● TASK INSTRUCTIONS
Give back the records below exactly, every one, with no pictures.

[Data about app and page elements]
*****

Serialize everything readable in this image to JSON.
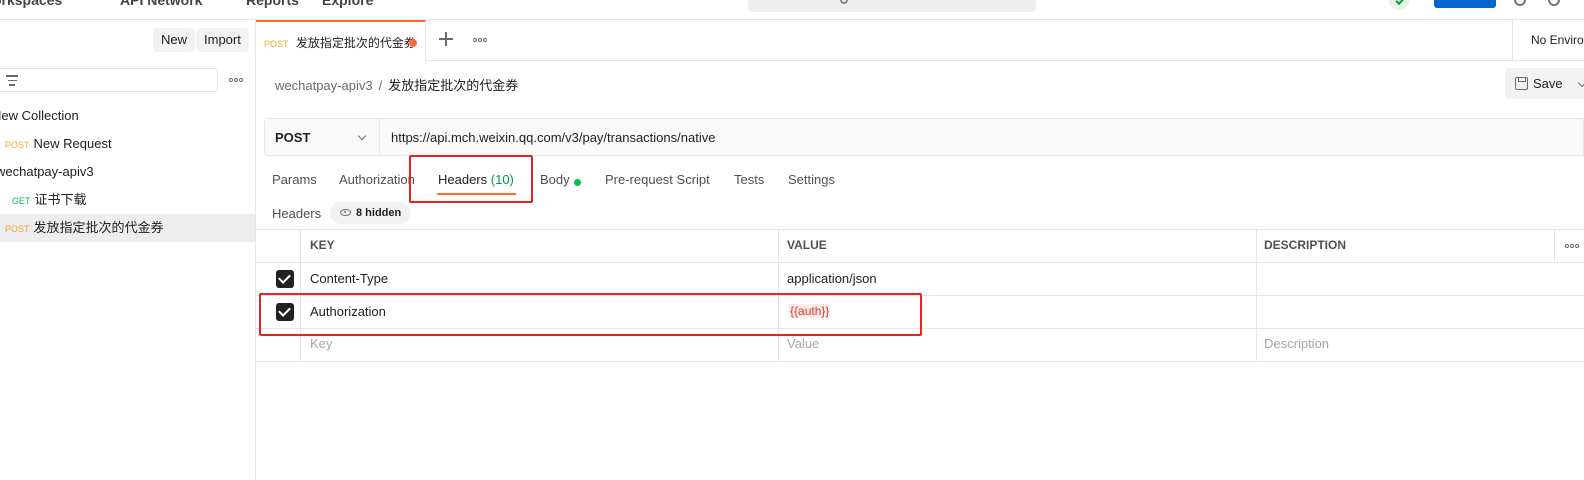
{
  "topbar": {
    "nav_items": [
      "Workspaces",
      "API Network",
      "Reports",
      "Explore"
    ]
  },
  "sidebar": {
    "new_label": "New",
    "import_label": "Import",
    "tree": [
      {
        "label": "New Collection",
        "method": ""
      },
      {
        "label": "New Request",
        "method": "POST"
      },
      {
        "label": "wechatpay-apiv3",
        "method": ""
      },
      {
        "label": "证书下载",
        "method": "GET"
      },
      {
        "label": "发放指定批次的代金券",
        "method": "POST",
        "selected": true
      }
    ]
  },
  "tab": {
    "method": "POST",
    "title": "发放指定批次的代金券",
    "environment": "No Environment"
  },
  "breadcrumb": {
    "parent": "wechatpay-apiv3",
    "separator": "/",
    "current": "发放指定批次的代金券"
  },
  "save_label": "Save",
  "request": {
    "method": "POST",
    "url": "https://api.mch.weixin.qq.com/v3/pay/transactions/native"
  },
  "subtabs": {
    "params": "Params",
    "authorization": "Authorization",
    "headers": "Headers",
    "headers_count": "(10)",
    "body": "Body",
    "prerequest": "Pre-request Script",
    "tests": "Tests",
    "settings": "Settings"
  },
  "headers_section": {
    "label": "Headers",
    "hidden_badge": "8 hidden"
  },
  "table": {
    "columns": [
      "KEY",
      "VALUE",
      "DESCRIPTION"
    ],
    "rows": [
      {
        "checked": true,
        "key": "Content-Type",
        "value": "application/json",
        "description": ""
      },
      {
        "checked": true,
        "key": "Authorization",
        "value": "{{auth}}",
        "description": ""
      }
    ],
    "placeholders": {
      "key": "Key",
      "value": "Value",
      "description": "Description"
    }
  },
  "colors": {
    "accent": "#ff6c37",
    "post": "#f0a52f",
    "get": "#0cbb52",
    "highlight": "#e8221c",
    "variable": "#e5342b"
  }
}
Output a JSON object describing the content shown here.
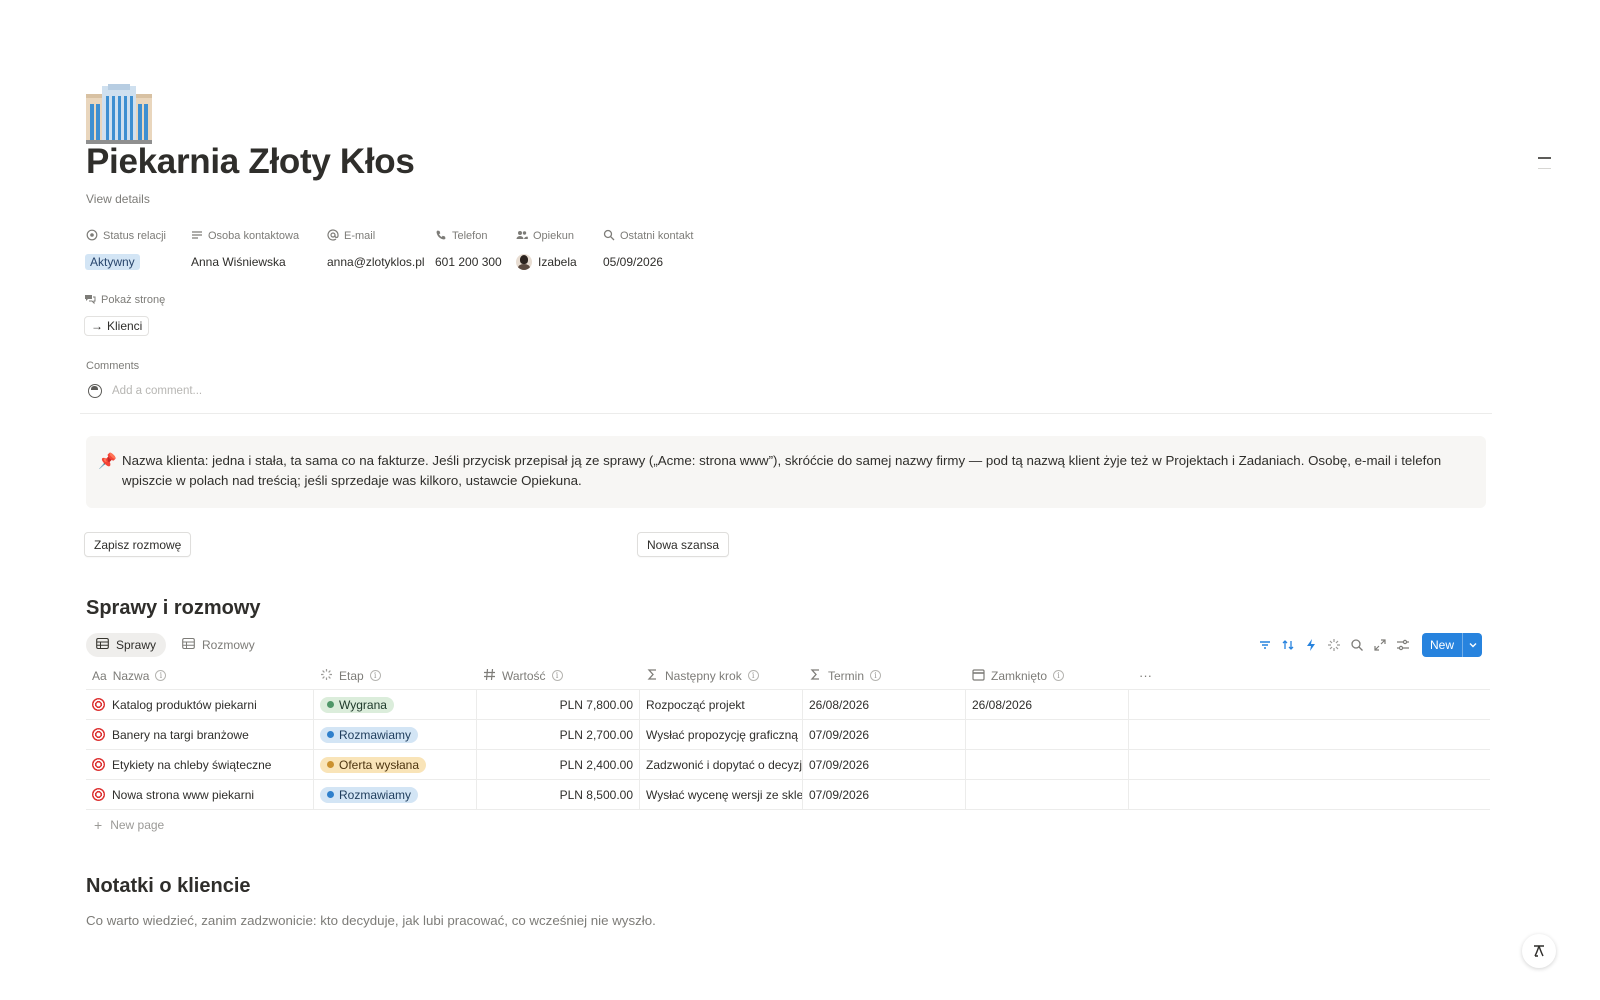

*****

● ANSWER TO THE EXERCISE
Serialize everything readable in this image to JSON.
{
  "topbar": {
    "nav_items": [
      "Workspaces",
      "API Network",
      "Reports",
      "Explore"
    ]
  },
  "sidebar": {
    "new_label": "New",
    "import_label": "Import",
    "tree": [
      {
        "label": "New Collection",
        "method": ""
      },
      {
        "label": "New Request",
        "method": "POST"
      },
      {
        "label": "wechatpay-apiv3",
        "method": ""
      },
      {
        "label": "证书下载",
        "method": "GET"
      },
      {
        "label": "发放指定批次的代金券",
        "method": "POST",
        "selected": true
      }
    ]
  },
  "tab": {
    "method": "POST",
    "title": "发放指定批次的代金券",
    "environment": "No Environment"
  },
  "breadcrumb": {
    "parent": "wechatpay-apiv3",
    "separator": "/",
    "current": "发放指定批次的代金券"
  },
  "save_label": "Save",
  "request": {
    "method": "POST",
    "url": "https://api.mch.weixin.qq.com/v3/pay/transactions/native"
  },
  "subtabs": {
    "params": "Params",
    "authorization": "Authorization",
    "headers": "Headers",
    "headers_count": "(10)",
    "body": "Body",
    "prerequest": "Pre-request Script",
    "tests": "Tests",
    "settings": "Settings"
  },
  "headers_section": {
    "label": "Headers",
    "hidden_badge": "8 hidden"
  },
  "table": {
    "columns": [
      "KEY",
      "VALUE",
      "DESCRIPTION"
    ],
    "rows": [
      {
        "checked": true,
        "key": "Content-Type",
        "value": "application/json",
        "description": ""
      },
      {
        "checked": true,
        "key": "Authorization",
        "value": "{{auth}}",
        "description": ""
      }
    ],
    "placeholders": {
      "key": "Key",
      "value": "Value",
      "description": "Description"
    }
  },
  "colors": {
    "accent": "#ff6c37",
    "post": "#f0a52f",
    "get": "#0cbb52",
    "highlight": "#e8221c",
    "variable": "#e5342b"
  }
}
Output a JSON object describing the content shown here.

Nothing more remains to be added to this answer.